> [What is expected] In the records below, some lines contain "loses"; state the number of such lines and nothing else.
*** Input material Section Begins ***
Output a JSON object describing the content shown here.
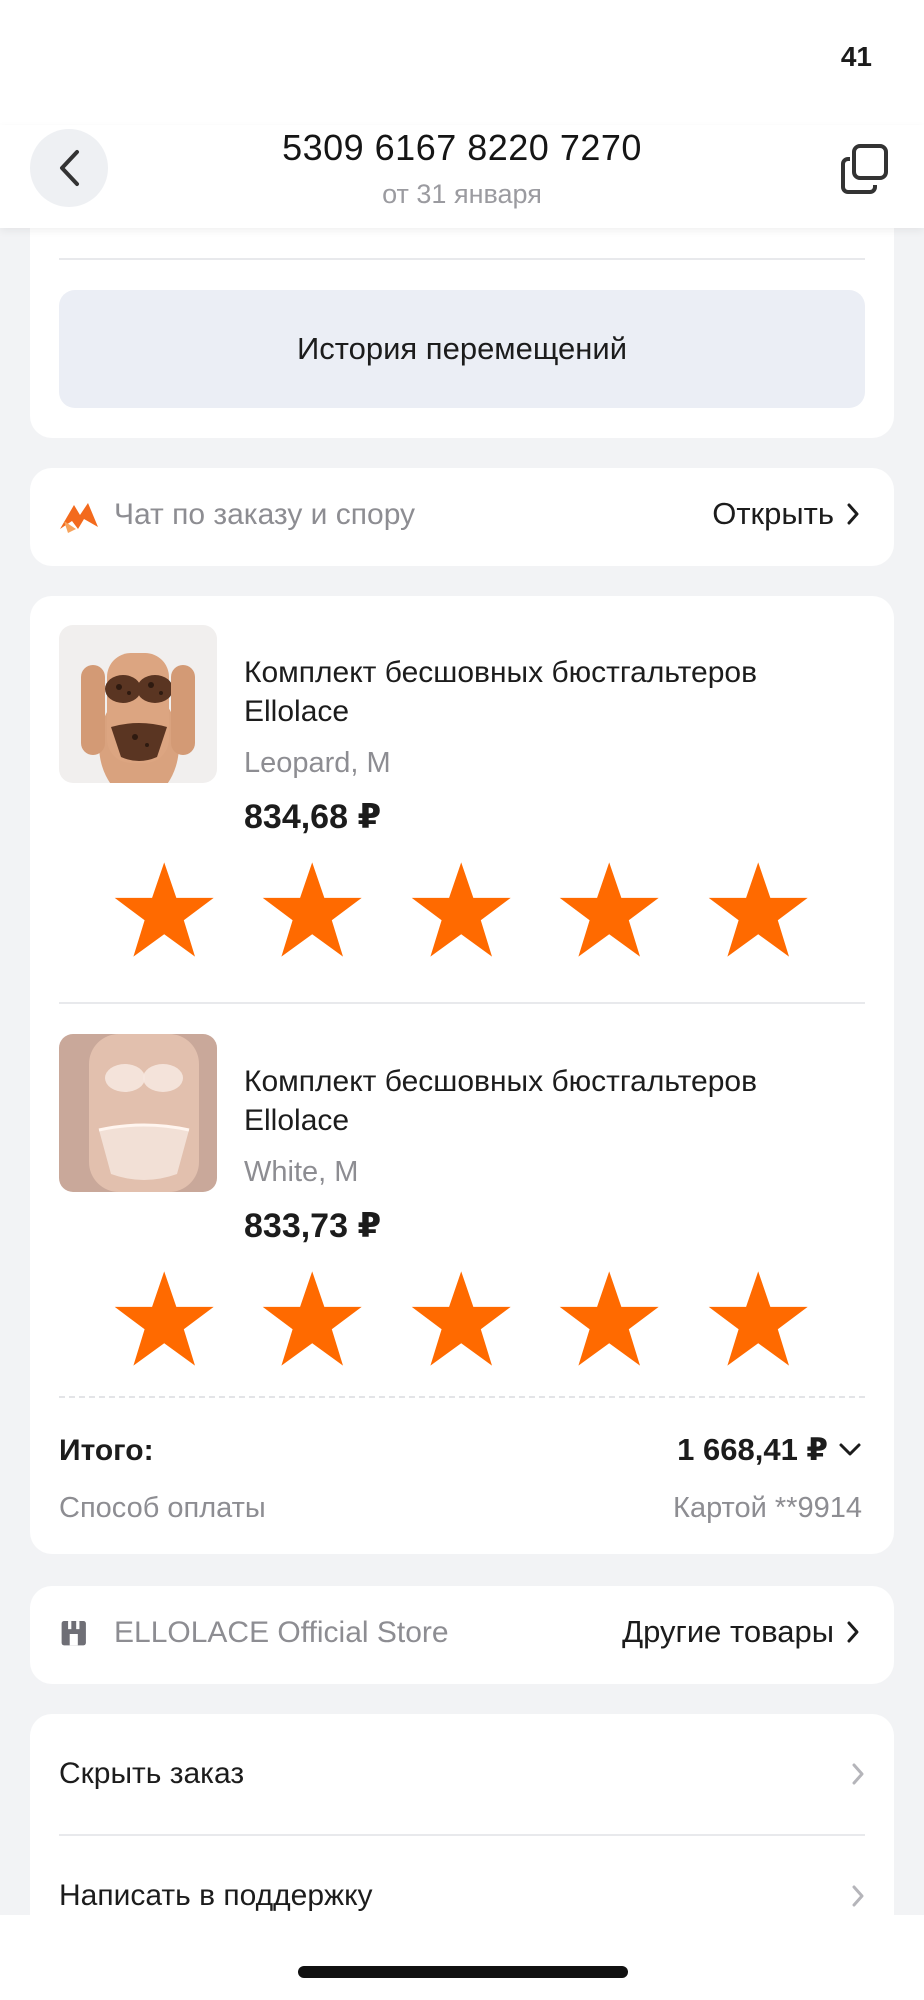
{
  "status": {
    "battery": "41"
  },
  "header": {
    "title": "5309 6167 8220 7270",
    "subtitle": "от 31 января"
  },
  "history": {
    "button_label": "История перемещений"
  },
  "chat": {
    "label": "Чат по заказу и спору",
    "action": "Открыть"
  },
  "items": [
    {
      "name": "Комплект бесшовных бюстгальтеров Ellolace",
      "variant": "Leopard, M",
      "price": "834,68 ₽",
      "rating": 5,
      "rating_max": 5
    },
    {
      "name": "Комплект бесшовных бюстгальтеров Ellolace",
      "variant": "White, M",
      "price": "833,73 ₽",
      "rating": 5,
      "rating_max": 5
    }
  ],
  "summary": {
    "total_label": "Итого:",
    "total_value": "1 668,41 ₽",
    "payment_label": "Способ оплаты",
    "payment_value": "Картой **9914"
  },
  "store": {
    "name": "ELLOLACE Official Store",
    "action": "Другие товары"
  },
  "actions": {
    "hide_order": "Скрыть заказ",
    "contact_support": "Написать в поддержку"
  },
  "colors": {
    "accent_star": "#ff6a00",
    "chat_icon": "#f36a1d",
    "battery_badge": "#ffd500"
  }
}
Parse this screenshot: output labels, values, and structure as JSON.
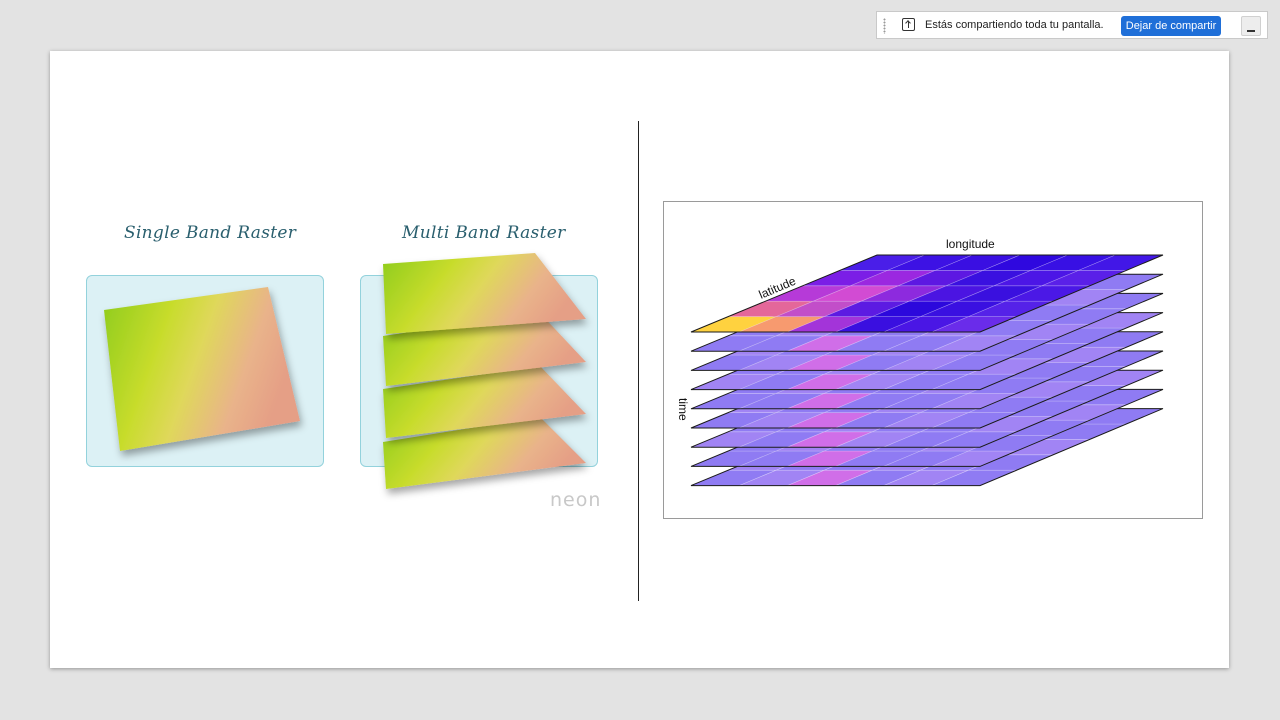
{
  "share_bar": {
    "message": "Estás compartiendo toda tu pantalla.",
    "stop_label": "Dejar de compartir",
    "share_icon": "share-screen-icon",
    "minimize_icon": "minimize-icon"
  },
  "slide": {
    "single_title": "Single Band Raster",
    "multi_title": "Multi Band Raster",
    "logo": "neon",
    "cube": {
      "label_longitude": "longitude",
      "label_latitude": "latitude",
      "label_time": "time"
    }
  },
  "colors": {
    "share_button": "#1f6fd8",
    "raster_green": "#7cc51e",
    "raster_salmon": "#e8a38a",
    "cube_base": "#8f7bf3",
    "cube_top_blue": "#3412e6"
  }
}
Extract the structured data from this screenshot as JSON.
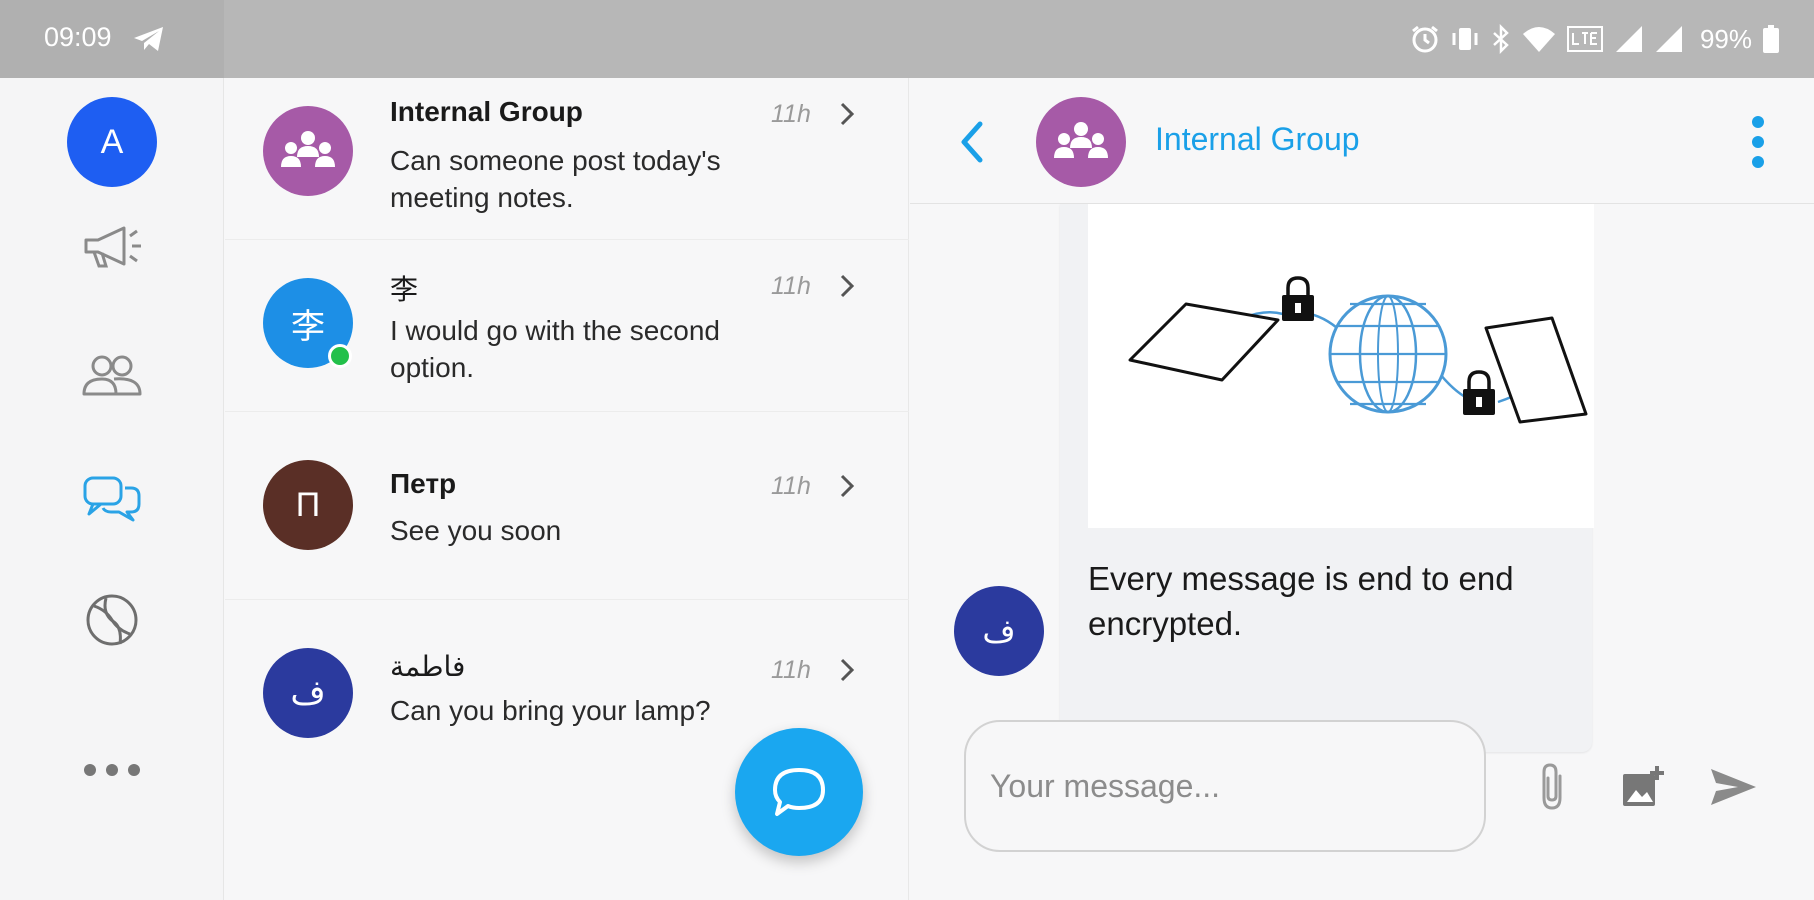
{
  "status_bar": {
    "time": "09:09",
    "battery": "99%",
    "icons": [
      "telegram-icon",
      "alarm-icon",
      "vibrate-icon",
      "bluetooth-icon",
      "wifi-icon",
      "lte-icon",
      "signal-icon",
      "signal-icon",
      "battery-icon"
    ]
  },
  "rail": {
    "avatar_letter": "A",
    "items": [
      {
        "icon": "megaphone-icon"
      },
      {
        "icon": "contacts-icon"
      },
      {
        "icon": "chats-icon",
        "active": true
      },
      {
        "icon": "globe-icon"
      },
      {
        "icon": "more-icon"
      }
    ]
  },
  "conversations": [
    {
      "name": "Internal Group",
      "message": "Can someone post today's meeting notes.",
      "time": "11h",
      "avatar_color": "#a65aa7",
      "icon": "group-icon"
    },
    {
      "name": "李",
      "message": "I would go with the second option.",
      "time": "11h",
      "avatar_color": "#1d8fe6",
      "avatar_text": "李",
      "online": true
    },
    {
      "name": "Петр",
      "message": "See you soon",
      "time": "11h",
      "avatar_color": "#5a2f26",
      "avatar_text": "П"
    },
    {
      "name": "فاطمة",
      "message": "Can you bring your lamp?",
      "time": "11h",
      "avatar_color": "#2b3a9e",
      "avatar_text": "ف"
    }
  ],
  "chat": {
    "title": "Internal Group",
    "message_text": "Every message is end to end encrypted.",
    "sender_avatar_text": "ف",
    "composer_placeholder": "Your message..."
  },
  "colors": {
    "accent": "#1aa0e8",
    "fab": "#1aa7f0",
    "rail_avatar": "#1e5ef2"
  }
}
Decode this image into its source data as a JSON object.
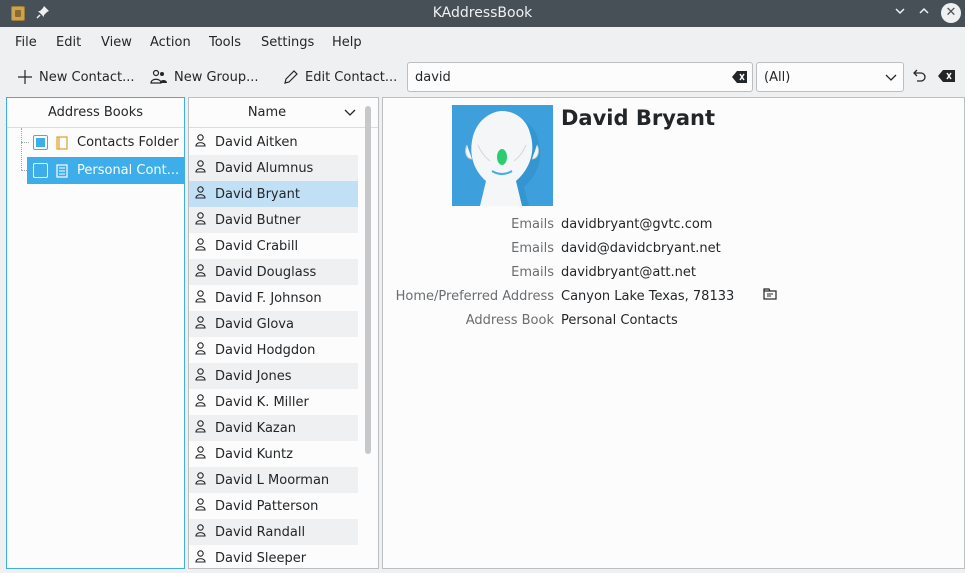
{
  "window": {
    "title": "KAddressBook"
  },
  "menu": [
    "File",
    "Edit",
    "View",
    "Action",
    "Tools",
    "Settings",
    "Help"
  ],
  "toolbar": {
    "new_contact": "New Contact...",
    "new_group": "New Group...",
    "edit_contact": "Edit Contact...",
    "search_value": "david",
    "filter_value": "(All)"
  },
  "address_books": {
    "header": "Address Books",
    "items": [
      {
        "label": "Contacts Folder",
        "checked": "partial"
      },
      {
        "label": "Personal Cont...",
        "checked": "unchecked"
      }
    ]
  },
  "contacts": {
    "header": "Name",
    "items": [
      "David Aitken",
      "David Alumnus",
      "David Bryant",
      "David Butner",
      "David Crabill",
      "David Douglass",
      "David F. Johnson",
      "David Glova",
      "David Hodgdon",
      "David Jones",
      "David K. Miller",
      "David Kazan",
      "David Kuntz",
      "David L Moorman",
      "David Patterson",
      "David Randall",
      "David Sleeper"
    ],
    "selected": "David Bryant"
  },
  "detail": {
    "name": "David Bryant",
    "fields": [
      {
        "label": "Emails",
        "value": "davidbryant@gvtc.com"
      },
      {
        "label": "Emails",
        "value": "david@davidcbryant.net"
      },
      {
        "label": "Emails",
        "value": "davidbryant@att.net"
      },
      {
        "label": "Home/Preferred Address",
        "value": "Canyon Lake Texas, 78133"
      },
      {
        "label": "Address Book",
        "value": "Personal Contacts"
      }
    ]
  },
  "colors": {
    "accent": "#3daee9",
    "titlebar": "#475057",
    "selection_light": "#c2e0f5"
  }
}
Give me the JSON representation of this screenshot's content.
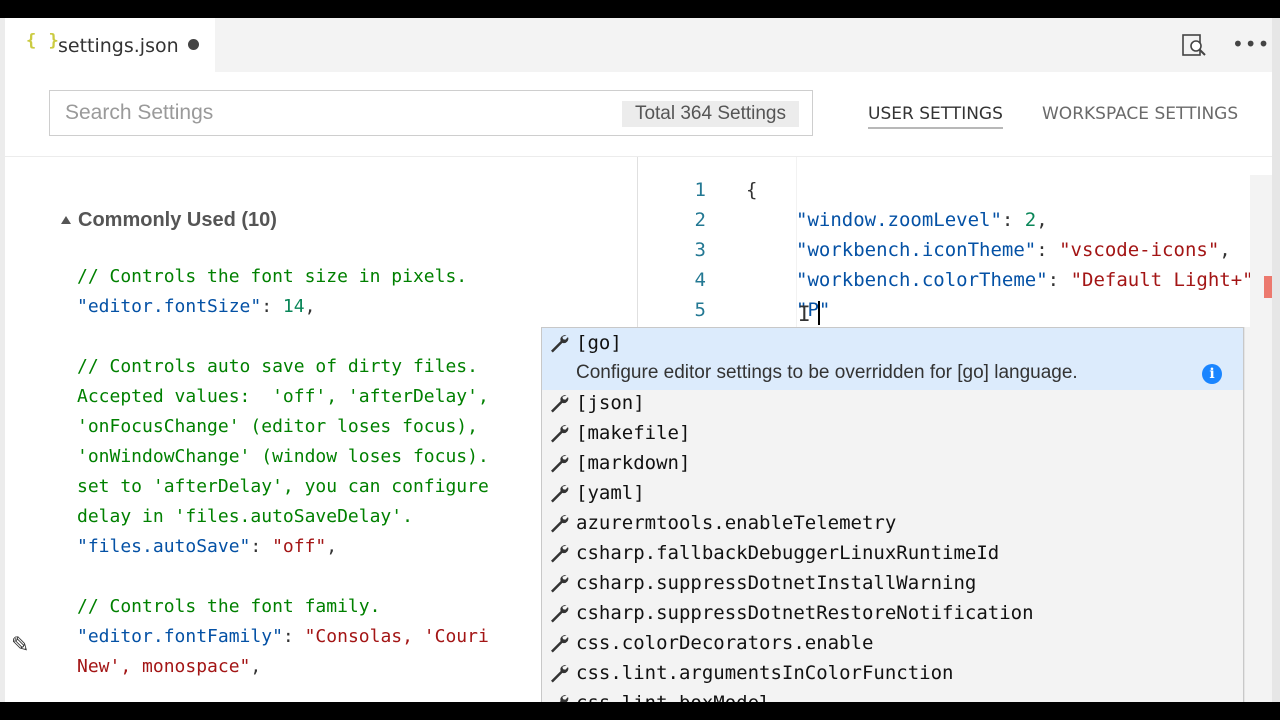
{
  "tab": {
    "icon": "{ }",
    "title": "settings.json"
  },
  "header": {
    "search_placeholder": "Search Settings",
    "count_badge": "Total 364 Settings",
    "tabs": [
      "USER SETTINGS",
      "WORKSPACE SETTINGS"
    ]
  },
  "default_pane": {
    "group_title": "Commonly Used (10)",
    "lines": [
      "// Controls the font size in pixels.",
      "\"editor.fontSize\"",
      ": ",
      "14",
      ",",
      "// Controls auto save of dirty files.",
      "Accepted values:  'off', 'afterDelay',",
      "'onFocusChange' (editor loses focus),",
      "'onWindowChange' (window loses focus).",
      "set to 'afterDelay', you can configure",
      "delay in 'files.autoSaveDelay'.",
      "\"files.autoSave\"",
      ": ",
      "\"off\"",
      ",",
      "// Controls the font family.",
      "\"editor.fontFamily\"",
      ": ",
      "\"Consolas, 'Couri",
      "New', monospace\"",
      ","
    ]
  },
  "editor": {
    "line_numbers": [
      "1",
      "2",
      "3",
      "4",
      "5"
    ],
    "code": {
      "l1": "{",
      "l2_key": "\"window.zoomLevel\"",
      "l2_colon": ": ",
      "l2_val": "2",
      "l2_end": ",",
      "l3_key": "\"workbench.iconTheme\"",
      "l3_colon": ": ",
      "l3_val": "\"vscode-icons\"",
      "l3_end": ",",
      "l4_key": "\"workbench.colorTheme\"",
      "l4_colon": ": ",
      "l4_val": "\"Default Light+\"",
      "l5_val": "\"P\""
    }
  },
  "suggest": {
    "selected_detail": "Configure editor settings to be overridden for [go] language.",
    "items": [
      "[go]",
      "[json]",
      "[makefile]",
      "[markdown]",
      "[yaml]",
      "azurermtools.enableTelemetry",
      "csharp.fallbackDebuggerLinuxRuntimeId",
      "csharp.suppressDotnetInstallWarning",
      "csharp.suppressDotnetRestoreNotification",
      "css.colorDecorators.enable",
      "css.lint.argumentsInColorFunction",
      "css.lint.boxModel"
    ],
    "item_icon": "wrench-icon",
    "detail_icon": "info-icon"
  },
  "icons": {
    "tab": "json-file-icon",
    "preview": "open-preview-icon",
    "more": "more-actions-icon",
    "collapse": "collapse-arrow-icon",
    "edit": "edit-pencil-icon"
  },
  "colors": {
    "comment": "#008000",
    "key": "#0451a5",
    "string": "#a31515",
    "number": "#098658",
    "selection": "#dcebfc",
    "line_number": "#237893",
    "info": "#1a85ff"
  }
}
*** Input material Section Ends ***
> [Your response] 2